Ignoring the pictures, copy the data exactly.

§ **RECORDS FOR PROCESSING**:
◇ ◇ ◇ ◇ ◇ ◇ ◇

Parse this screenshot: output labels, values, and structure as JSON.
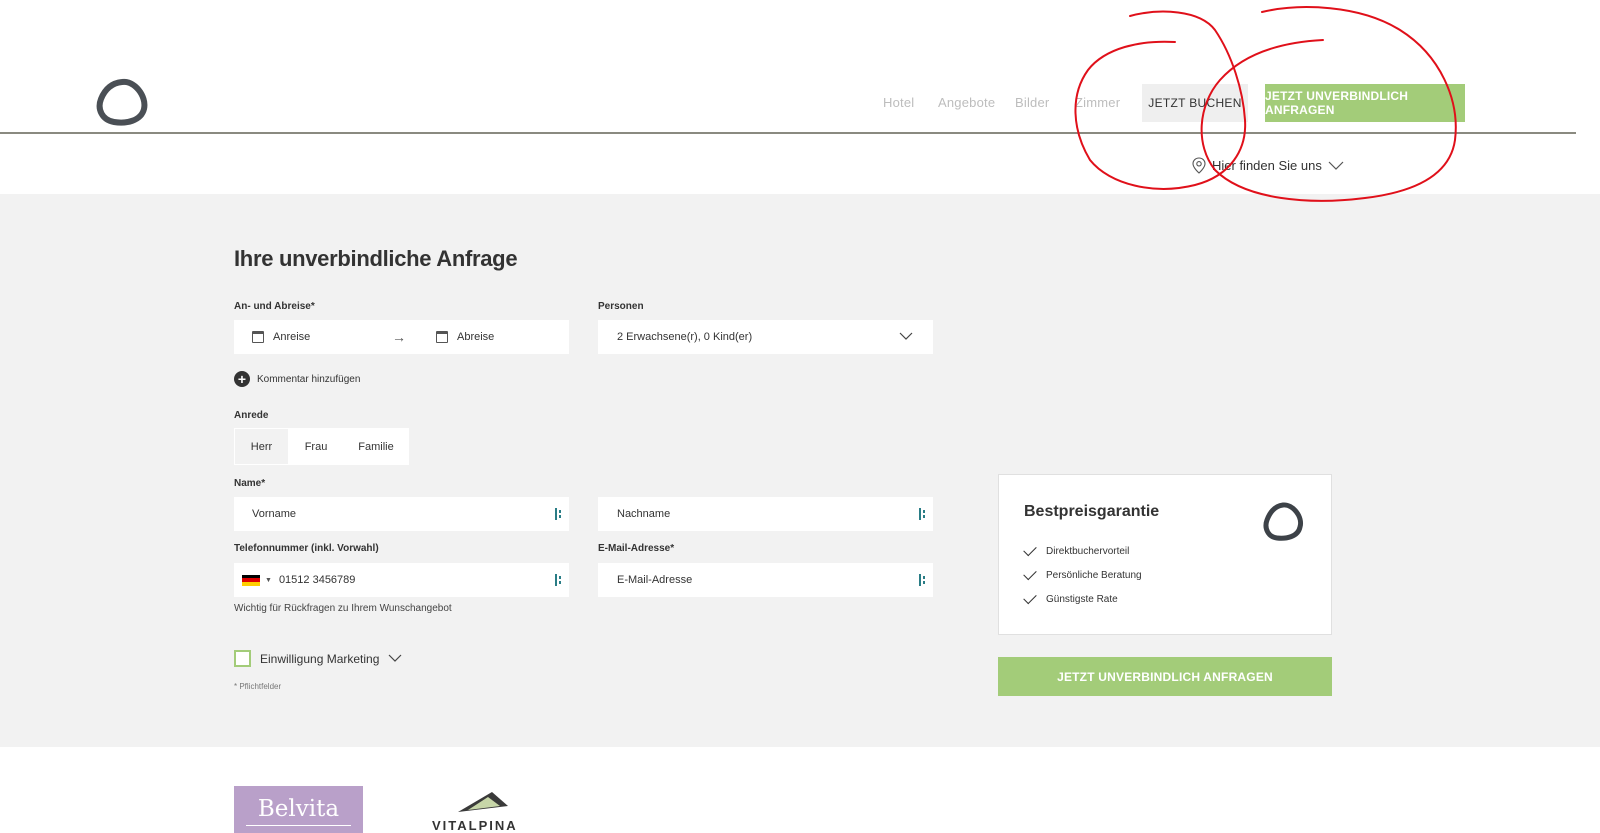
{
  "header": {
    "nav": [
      "Hotel",
      "Angebote",
      "Bilder",
      "Zimmer"
    ],
    "book_button": "JETZT BUCHEN",
    "inquiry_button": "JETZT UNVERBINDLICH ANFRAGEN",
    "find_us": "Hier finden Sie uns"
  },
  "form": {
    "title": "Ihre unverbindliche Anfrage",
    "dates_label": "An- und Abreise*",
    "arrival_placeholder": "Anreise",
    "departure_placeholder": "Abreise",
    "persons_label": "Personen",
    "persons_value": "2 Erwachsene(r), 0 Kind(er)",
    "comment_link": "Kommentar hinzufügen",
    "salutation_label": "Anrede",
    "salutation_options": [
      "Herr",
      "Frau",
      "Familie"
    ],
    "salutation_selected": "Herr",
    "name_label": "Name*",
    "firstname_placeholder": "Vorname",
    "lastname_placeholder": "Nachname",
    "phone_label": "Telefonnummer (inkl. Vorwahl)",
    "phone_value": "01512 3456789",
    "email_label": "E-Mail-Adresse*",
    "email_placeholder": "E-Mail-Adresse",
    "phone_hint": "Wichtig für Rückfragen zu Ihrem Wunschangebot",
    "consent_label": "Einwilligung Marketing",
    "required_note": "* Pflichtfelder"
  },
  "side_box": {
    "title": "Bestpreisgarantie",
    "items": [
      "Direktbuchervorteil",
      "Persönliche Beratung",
      "Günstigste Rate"
    ],
    "submit_button": "JETZT UNVERBINDLICH ANFRAGEN"
  },
  "footer": {
    "partner_logos": [
      "Belvita",
      "VITALPINA"
    ]
  },
  "colors": {
    "accent_green": "#a3cc79",
    "annotation_red": "#e0101a",
    "background_grey": "#f2f2f2"
  }
}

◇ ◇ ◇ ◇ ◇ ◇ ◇

§ **ANSWER SPACE**:
Parse this screenshot: output labels, values, and structure as JSON.
{
  "header": {
    "nav": [
      "Hotel",
      "Angebote",
      "Bilder",
      "Zimmer"
    ],
    "book_button": "JETZT BUCHEN",
    "inquiry_button": "JETZT UNVERBINDLICH ANFRAGEN",
    "find_us": "Hier finden Sie uns"
  },
  "form": {
    "title": "Ihre unverbindliche Anfrage",
    "dates_label": "An- und Abreise*",
    "arrival_placeholder": "Anreise",
    "departure_placeholder": "Abreise",
    "persons_label": "Personen",
    "persons_value": "2 Erwachsene(r), 0 Kind(er)",
    "comment_link": "Kommentar hinzufügen",
    "salutation_label": "Anrede",
    "salutation_options": [
      "Herr",
      "Frau",
      "Familie"
    ],
    "salutation_selected": "Herr",
    "name_label": "Name*",
    "firstname_placeholder": "Vorname",
    "lastname_placeholder": "Nachname",
    "phone_label": "Telefonnummer (inkl. Vorwahl)",
    "phone_value": "01512 3456789",
    "email_label": "E-Mail-Adresse*",
    "email_placeholder": "E-Mail-Adresse",
    "phone_hint": "Wichtig für Rückfragen zu Ihrem Wunschangebot",
    "consent_label": "Einwilligung Marketing",
    "required_note": "* Pflichtfelder"
  },
  "side_box": {
    "title": "Bestpreisgarantie",
    "items": [
      "Direktbuchervorteil",
      "Persönliche Beratung",
      "Günstigste Rate"
    ],
    "submit_button": "JETZT UNVERBINDLICH ANFRAGEN"
  },
  "footer": {
    "partner_logos": [
      "Belvita",
      "VITALPINA"
    ]
  },
  "colors": {
    "accent_green": "#a3cc79",
    "annotation_red": "#e0101a",
    "background_grey": "#f2f2f2"
  }
}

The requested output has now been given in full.